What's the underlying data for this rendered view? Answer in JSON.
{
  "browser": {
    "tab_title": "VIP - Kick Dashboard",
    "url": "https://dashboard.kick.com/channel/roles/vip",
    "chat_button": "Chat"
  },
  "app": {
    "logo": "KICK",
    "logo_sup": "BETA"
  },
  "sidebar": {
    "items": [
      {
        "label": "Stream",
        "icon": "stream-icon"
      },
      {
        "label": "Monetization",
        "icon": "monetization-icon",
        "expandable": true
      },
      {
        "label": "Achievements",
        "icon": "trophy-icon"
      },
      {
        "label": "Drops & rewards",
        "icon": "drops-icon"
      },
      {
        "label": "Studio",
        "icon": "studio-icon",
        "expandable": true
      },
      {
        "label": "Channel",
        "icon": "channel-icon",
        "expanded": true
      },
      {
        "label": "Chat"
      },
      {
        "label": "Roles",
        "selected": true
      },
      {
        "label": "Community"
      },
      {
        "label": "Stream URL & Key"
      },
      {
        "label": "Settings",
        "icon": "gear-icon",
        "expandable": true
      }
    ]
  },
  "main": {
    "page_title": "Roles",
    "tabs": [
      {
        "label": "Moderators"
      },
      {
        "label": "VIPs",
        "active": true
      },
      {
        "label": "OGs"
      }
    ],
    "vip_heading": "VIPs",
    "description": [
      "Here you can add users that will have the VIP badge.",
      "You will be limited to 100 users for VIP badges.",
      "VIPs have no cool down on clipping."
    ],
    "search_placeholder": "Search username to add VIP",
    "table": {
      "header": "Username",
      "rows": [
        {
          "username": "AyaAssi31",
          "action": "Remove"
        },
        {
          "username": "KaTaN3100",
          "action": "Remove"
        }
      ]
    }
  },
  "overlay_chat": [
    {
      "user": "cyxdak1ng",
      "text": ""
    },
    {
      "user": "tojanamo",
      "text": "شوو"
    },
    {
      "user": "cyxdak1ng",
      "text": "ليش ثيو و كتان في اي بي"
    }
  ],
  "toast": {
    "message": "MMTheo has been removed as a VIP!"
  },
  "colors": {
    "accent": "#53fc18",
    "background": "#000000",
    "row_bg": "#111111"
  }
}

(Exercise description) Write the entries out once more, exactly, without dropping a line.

(Output of the exercise)
What's the underlying data for this rendered view? Answer in JSON.
{
  "browser": {
    "tab_title": "VIP - Kick Dashboard",
    "url": "https://dashboard.kick.com/channel/roles/vip",
    "chat_button": "Chat"
  },
  "app": {
    "logo": "KICK",
    "logo_sup": "BETA"
  },
  "sidebar": {
    "items": [
      {
        "label": "Stream",
        "icon": "stream-icon"
      },
      {
        "label": "Monetization",
        "icon": "monetization-icon",
        "expandable": true
      },
      {
        "label": "Achievements",
        "icon": "trophy-icon"
      },
      {
        "label": "Drops & rewards",
        "icon": "drops-icon"
      },
      {
        "label": "Studio",
        "icon": "studio-icon",
        "expandable": true
      },
      {
        "label": "Channel",
        "icon": "channel-icon",
        "expanded": true
      },
      {
        "label": "Chat"
      },
      {
        "label": "Roles",
        "selected": true
      },
      {
        "label": "Community"
      },
      {
        "label": "Stream URL & Key"
      },
      {
        "label": "Settings",
        "icon": "gear-icon",
        "expandable": true
      }
    ]
  },
  "main": {
    "page_title": "Roles",
    "tabs": [
      {
        "label": "Moderators"
      },
      {
        "label": "VIPs",
        "active": true
      },
      {
        "label": "OGs"
      }
    ],
    "vip_heading": "VIPs",
    "description": [
      "Here you can add users that will have the VIP badge.",
      "You will be limited to 100 users for VIP badges.",
      "VIPs have no cool down on clipping."
    ],
    "search_placeholder": "Search username to add VIP",
    "table": {
      "header": "Username",
      "rows": [
        {
          "username": "AyaAssi31",
          "action": "Remove"
        },
        {
          "username": "KaTaN3100",
          "action": "Remove"
        }
      ]
    }
  },
  "overlay_chat": [
    {
      "user": "cyxdak1ng",
      "text": ""
    },
    {
      "user": "tojanamo",
      "text": "شوو"
    },
    {
      "user": "cyxdak1ng",
      "text": "ليش ثيو و كتان في اي بي"
    }
  ],
  "toast": {
    "message": "MMTheo has been removed as a VIP!"
  },
  "colors": {
    "accent": "#53fc18",
    "background": "#000000",
    "row_bg": "#111111"
  }
}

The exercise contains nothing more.